The other 4-foot tree is in the kitchen and belongs to our dog, Sandy. It’s decorated with Golden Retriever ornaments.
The big kitchen tree is decorated with miniature kitchen utensils and includes everything from a small Kitchen Aid mixer and a cookie sheet with a snowman cake.
The guest room tree is a white flocked tree with all gold ornaments, gold skirt and an angel topper dressed in gold. Our bedroom tree is a traditional tree with cranberry, gold and brown ornaments and cranberry colored poinsettias all to match the décor of the room.
The next tree is the one in our family room. It is a themed tree with 100-plus trains from all over, from vacations, gifts and purchases during the years. The tree has red lights and a red skirt to match the red carpet.
The final tree is my favorite, our dining room tree which is the largest and the widest of all our trees.

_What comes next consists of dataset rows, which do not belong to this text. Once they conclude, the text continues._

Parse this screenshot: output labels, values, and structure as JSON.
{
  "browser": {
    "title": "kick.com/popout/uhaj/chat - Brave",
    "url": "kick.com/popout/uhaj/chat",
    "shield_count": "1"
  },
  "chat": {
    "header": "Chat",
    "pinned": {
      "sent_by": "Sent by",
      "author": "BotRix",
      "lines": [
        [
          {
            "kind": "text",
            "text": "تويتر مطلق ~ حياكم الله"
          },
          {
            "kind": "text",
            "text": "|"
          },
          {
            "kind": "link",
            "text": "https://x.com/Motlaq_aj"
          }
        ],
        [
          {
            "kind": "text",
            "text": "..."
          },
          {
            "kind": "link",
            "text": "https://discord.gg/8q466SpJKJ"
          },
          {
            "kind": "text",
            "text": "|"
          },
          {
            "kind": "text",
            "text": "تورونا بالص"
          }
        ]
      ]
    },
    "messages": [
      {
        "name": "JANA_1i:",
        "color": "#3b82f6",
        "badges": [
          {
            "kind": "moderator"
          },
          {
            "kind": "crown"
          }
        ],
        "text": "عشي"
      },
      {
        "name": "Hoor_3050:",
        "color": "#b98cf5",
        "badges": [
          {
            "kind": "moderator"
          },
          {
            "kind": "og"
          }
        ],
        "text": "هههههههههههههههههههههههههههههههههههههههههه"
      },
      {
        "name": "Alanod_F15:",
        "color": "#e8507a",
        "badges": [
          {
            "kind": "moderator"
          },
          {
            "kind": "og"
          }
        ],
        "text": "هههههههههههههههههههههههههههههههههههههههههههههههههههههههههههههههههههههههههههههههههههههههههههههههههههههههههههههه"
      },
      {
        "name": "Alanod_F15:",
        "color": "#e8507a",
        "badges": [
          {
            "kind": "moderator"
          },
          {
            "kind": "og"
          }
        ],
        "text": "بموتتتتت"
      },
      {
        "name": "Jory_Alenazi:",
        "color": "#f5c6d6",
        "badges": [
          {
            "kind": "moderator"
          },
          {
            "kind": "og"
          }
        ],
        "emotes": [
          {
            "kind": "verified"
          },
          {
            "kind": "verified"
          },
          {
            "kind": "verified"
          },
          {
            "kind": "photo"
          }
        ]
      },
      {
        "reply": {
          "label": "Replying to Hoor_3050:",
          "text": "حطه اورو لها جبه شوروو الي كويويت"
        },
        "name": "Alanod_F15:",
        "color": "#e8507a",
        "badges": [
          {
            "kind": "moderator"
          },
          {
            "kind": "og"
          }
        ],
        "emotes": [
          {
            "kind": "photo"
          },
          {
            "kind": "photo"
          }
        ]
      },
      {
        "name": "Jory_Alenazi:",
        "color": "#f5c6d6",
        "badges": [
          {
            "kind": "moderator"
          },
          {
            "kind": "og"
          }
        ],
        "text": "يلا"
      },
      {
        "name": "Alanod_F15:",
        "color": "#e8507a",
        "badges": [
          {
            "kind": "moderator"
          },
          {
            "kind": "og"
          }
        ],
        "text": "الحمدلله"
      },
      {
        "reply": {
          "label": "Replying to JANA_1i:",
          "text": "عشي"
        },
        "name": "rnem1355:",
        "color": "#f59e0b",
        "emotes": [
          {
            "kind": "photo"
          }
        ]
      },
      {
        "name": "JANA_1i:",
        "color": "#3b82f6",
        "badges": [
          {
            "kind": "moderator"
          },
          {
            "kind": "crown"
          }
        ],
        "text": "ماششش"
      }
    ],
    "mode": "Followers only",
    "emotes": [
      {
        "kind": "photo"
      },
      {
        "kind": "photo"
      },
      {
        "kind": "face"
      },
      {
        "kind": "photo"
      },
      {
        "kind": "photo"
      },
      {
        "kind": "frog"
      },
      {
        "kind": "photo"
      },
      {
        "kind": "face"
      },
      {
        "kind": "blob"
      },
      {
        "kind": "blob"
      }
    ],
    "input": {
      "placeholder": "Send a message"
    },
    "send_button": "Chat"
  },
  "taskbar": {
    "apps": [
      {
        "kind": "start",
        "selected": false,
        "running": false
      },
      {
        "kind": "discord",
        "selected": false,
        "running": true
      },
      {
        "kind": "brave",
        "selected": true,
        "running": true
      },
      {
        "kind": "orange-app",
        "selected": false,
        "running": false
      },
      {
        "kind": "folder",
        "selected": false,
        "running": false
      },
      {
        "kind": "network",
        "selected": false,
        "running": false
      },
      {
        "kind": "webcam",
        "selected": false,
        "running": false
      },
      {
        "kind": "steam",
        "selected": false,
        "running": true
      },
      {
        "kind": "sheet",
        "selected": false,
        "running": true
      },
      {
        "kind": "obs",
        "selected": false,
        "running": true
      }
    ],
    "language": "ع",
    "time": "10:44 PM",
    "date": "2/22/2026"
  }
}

It has white lights and icicle garland. I have many crocheted white snowflakes. Some were done by my mom.
I am a recipe this week that is reminiscent of my Christmas trees, Christmas Ribbon Salad. Enjoy your decorating and make memories while you do.
Christmas Ribbon Salad
2 packages lime gelatin
5 cups boiling water, divided
4 cups cold water, divided
2 packages lemon gelatin
8 ounces cream cheese, cubed
8-ounce can crushed pineapple, not drained
¼ cup chopped pecans
2 cups whipped topping
2 packages cherry gelatin
In a bowl, dissolve lime gelatin in 2 cups boiling water. Add 2 cups cold water; stir. Pour into a 13-by-9-inch dish coated with cooking spray. Refrigerate until almost set, about 2 hours.
In a bowl, dissolve lemon gelatin in 1 cup boiling water; whisk in cream cheese until smooth. Stir in pineapple and pecans. Fold in whipped topping. Spoon it over first layer. Refrigerate until firm, about 1 hour.
In a bowl, dissolve cherry gelatin in remaining boiling water. Add remaining cold water; stir. Chill until syrupy and slightly thickened. Carefully spoon over the second layer. Refrigerate until set, about 4 hours.
Yield: 15 servings
Nora’s Note: This could easily be made sugar free and low fat by adapting the ingredients.
Source: Taste of Home, 2013
Nora Sweat, author of “Mama and Me,” is a native of HardinCounty and a retired home economics/family and consumer science teacher. She can be reached at firstname.lastname@example.org or by mail at 408 W. Dixie Ave., Elizabethtown, KY 42701.